Alan Bennett’s play The Habit of Art, first performed at the National Theatre in 2009, is a play within a play. The stage is set as a seedy rehearsal room with the principal players having a “run through” with the director absent, the writer present and the assistant stage manager filling in for two actors who are tied up somewhere in a matinee.Ostensibly, the drama being rehearsed is about a fictional meeting between the poet, W H Auden and the composer Benjamin Britten. However, it becomes a discussion about writing, acting and the exploitation of rent boys. And what it’s like to be one.

Alan Bennett's play The Habit of Art, first performed at the National Theatre in 2009, is a play within a play.

The stage is set as a seedy rehearsal room with the principal players having a "run through" with the director absent, the writer present and the assistant stage manager filling in for two actors who are tied up somewhere in a matinee.

Ostensibly, the drama being rehearsed is about a fictional meeting between the poet, W H Auden and the composer Benjamin Britten. However, it becomes a discussion about writing, acting and the exploitation of rent boys.

This is not an easy play to perform, everyone is cast in several roles and the great trap is that the cast, when they are playing the players will start acting, ACTING.

Sadly, there is too much of that in this production, directed by Philip Franks, for the play to be as enjoyable as it might be.

There is a huge amount of wit in it and David Yelland, who plays Britten, gives a natural performance with wonderfully light comic timing.
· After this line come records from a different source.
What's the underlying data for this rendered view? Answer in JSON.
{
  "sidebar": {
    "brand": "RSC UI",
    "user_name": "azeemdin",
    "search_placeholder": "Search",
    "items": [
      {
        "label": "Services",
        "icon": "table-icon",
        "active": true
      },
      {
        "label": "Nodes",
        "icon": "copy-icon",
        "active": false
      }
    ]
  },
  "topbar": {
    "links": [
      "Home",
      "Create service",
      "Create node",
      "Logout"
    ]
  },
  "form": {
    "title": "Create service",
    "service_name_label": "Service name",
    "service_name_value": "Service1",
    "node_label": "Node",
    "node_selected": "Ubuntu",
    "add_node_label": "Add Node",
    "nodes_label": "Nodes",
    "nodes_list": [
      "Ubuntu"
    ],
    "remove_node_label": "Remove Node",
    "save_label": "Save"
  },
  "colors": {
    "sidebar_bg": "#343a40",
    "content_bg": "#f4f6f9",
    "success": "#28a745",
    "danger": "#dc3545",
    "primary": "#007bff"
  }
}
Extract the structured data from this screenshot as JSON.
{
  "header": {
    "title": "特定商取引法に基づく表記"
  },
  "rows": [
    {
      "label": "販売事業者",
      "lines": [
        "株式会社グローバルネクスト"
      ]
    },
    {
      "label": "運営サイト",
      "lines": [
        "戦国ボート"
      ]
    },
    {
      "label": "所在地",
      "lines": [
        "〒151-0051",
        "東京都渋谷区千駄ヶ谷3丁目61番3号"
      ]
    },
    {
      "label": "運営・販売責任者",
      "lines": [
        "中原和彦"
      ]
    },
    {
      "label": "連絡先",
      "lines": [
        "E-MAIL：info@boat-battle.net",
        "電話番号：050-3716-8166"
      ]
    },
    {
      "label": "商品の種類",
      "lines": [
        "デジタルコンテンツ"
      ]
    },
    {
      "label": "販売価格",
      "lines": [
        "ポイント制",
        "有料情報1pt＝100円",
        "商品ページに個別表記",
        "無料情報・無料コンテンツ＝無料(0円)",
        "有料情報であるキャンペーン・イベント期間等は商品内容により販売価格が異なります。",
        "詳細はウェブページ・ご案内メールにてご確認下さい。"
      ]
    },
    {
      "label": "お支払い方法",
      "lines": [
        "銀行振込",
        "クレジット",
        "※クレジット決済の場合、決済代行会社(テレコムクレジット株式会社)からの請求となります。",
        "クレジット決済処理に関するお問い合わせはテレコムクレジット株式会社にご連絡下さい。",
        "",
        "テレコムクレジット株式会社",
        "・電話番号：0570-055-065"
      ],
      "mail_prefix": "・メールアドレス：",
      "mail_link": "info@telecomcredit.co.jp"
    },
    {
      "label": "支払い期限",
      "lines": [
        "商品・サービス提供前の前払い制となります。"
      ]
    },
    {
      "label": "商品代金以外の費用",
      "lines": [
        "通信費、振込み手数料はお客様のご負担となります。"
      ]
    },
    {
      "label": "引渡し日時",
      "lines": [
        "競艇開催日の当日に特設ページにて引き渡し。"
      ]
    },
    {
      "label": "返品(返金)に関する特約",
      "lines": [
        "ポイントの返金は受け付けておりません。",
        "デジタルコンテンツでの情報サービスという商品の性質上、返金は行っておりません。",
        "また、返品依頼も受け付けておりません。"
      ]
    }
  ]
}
He is a recognisable character. Sadly, we don't see enough of Yelland in the play and certainly not in the first half.

Alexandra Guelff, as the assistant stage manager stepping in for multiple roles, is also a delight. I loved her American woman, channelling Katherine Hepburn.

Matthew Kelly who plays a big, blundering, bombastic Auden, is the centrepiece of the play. This is a difficult character to get the audience to empathise with. He's a disgusting old man who pees in the sink, deliberately soils his trousers and hires rent boys. He has great lines but Kelly doesn't make us like him enough to laugh at them.

In the story, Britten has come to see Auden to get reassurance that he should continue composing his opera Death in Venice, based on the book by Thomas Mann.

Britten is concerned that the central character, the writer Gustav von Aschenbach, falls in love with a 14-year-old boy. He is worried that this comes too close to his own proclivaties. He wants Auden to tell him, not to worry, carry on with the music.

This is a brave play. It's disturbing. Bennett is asking what is is like to be a rent boy. It takes subtle performances to turn this into entertainment.Too many turns here are self-conscious when what is needed is something from the heart.

The Habit of Art is at Cambridge Arts Theatre until Saturday, November 3.